Butterfly Garden Annual Flowers

Most butterfly gardens rely on the principles of planting a mixture of flowering annuals, perennials and shrubs to attract adult butterflies seeking nectar, and incorporating other plants to provide shelter and sustenance for young caterpillars. Because space is limited in a container garden, planting only flowering annuals will encourage adult butterflies to visit your containers.

Color is an important factor is a butterfly garden. Butterflies tend to visit areas where similar plants grow together. Think of a meadow glowing with orange Asclepias tuberosa (Butterfly weed), purple and white Asclepias (Milkweed) or other flowers that naturally attract butterflies. They tend to grow in large groups of similarly-colored flowers. Planting flowers of the same color family in your container will help butterflies find your flowers more easily.

The following list of annual flowers can be planted in any size container. Most are available nationwide in garden centers and home and garden stores.

  • Alyssum (sweet alyssum): trailing plants with small, sweetly-scented white flowers.
  • Ageratum: blue or purple flowers on low-growing plants.
  • Lantana: multihued flowers ranging from gold to purple; single-colored pink and purple. An excellent plant to attract butterflies.
  • Marigolds: white, yellow, gold and deep orange or rust-colored flowers.
  • Nicotiana: star-shaped flowers in multiple colors ranging from white to purple.
  • Petunias: upright, trailing "Wave" forms, and many others available including striped and solid colored.
  • Verbena: trailing, scented flowers in colors ranging from white to deep burgundy.
  • Zinnias: choose dwarf zinnias for container gardens.

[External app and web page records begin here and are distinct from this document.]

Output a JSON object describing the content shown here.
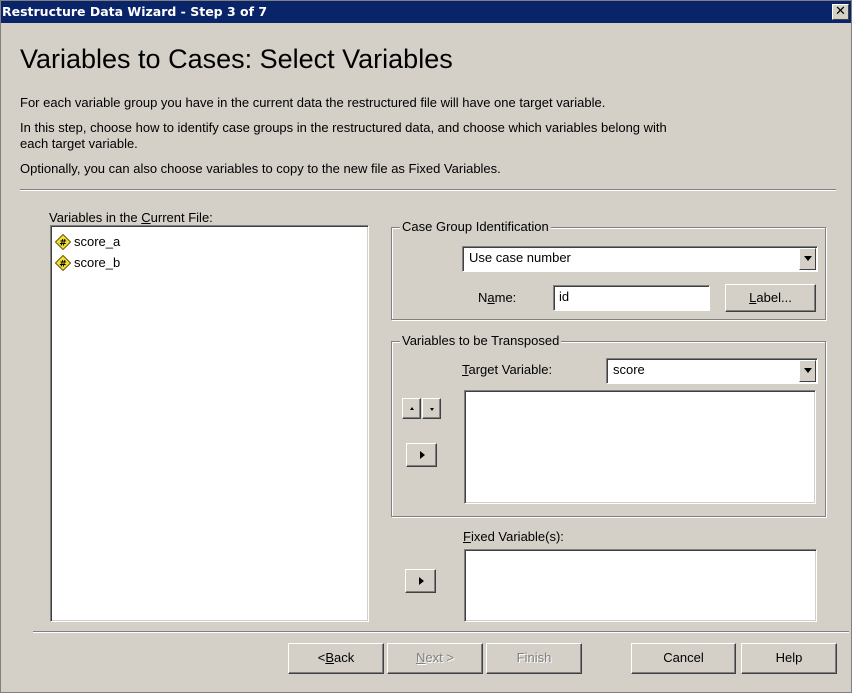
{
  "window": {
    "title": "Restructure Data Wizard - Step 3 of 7",
    "close_glyph": "✕"
  },
  "heading": "Variables to Cases: Select Variables",
  "intro": {
    "line1": "For each variable group you have in the current data the restructured file will have one target variable.",
    "line2a": "In this step, choose how to identify case groups in the restructured data, and choose which variables belong with",
    "line2b": "each target variable.",
    "line3": "Optionally, you can also choose variables to copy to the new file as Fixed Variables."
  },
  "current_vars": {
    "label_pre": "Variables in the ",
    "label_u": "C",
    "label_post": "urrent File:",
    "items": [
      {
        "name": "score_a",
        "icon": "numeric-variable-icon"
      },
      {
        "name": "score_b",
        "icon": "numeric-variable-icon"
      }
    ]
  },
  "case_group": {
    "title": "Case Group Identification",
    "method": "Use case number",
    "name_label_pre": "N",
    "name_label_u": "a",
    "name_label_post": "me:",
    "name_value": "id",
    "label_button_u": "L",
    "label_button_post": "abel..."
  },
  "transpose": {
    "title": "Variables to be Transposed",
    "target_label_u": "T",
    "target_label_post": "arget Variable:",
    "target_value": "score"
  },
  "fixed": {
    "label_u": "F",
    "label_post": "ixed Variable(s):"
  },
  "buttons": {
    "back_pre": "< ",
    "back_u": "B",
    "back_post": "ack",
    "next_u": "N",
    "next_post": "ext >",
    "finish": "Finish",
    "cancel": "Cancel",
    "help": "Help"
  },
  "colors": {
    "titlebar": "#0a246a",
    "face": "#d4d0c8",
    "variable_icon": "#f2e03a"
  }
}
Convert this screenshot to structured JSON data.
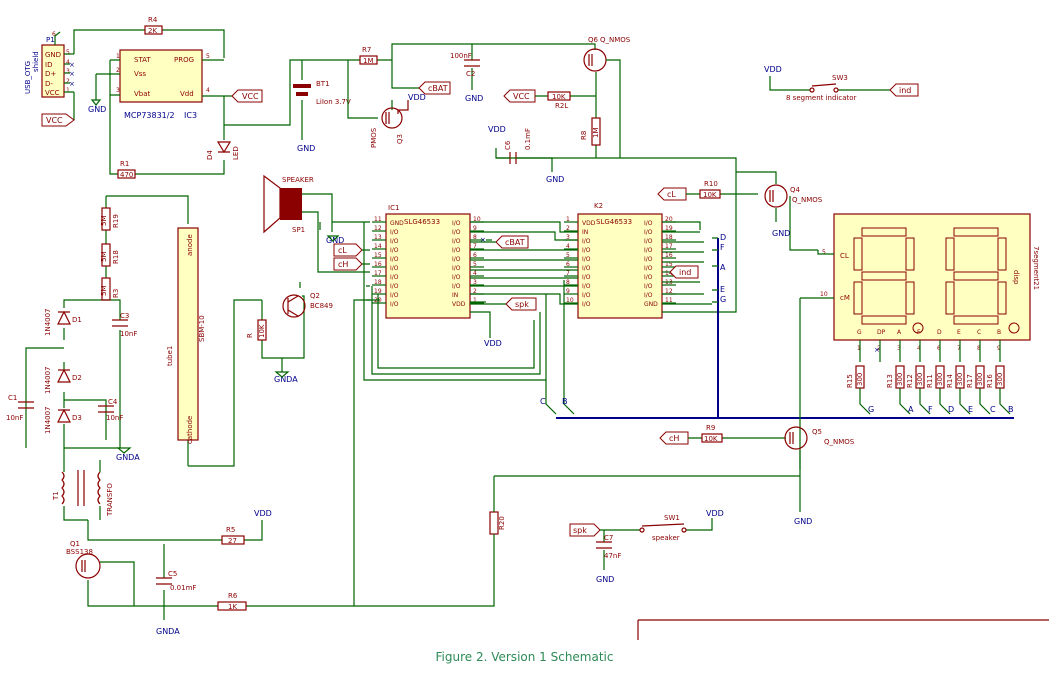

One of the best plants to attract butterflies.

Planting Your Butterfly Container Garden

Make sure your container is large enough to support several plants. A gallon-sized pot is best but you can plant a few butterfly garden plants in a window box, too.

Check for adequate drainage holes and drill holes into the bottom of containers if needed. Decorative concrete, terra cotta and other planters that do not have drainage holes can still be used, but you should plant your flowers in a plastic container with good drainage holes that is slightly smaller than the decorative pot. Slide the planted plastic container inside the decorative one to hide the plastic; water will drain into the larger container. Rocks added to the bottom of the decorative container to raise the plastic one up slightly will allow water to drain away better.

Use sterile, bagged potting soil for your containers to avoid transferring disease-carrying microorganisms into your containers. Look for a mixture that contains vermiculite or perlite. Both vermiculite and perlite look like small, round white pebbles inside the mix, and aids in aeration and drainage. Either one is fine.

If you are using a large, heavy container, place it in its final location first so you don't have to struggle to move it around. Fill your container about two-thirds full. Play with your arrangement while your annual flowers are still inside their pots so that you can move them around easily until you're sure you like their position in the container. Then you can gently remove them from their pots and plant them inside the container.

Group like colors together if possible, using white flowers like alyssum or nicotiana as an accent plant. Tall, upright flowers such as zinnia and marigolds look best at the back of a container or in the center, with trailing plants such as "Wave" petunias and alyssum arranged around the outside or near the front of the container.

Once your plants are in place, fill the container with additional soil as necessary and gently tamp down the soil with your palms. Water well, and be sure to water your container garden daily, especially during the hot summer months. Fertilizing with a granular or liquid 10-10-10 or 5-10-5 fertilizer according to the package directions will encourage blossoms, as will dead-heading or gently pinching off spent or dead flowers to encourage new ones to grow.

Tracking Your Visitors

You can track the "guests" at your butterfly container garden by photographing butterfly visitors and using the many online resources available to identify butterflies in your region. It's a great activity for children, too.

Planting a container garden to attract butterflies takes only an hour or two, but yields so much beauty and enjoyment throughout the summer months. Plant one up today and enjoy the show!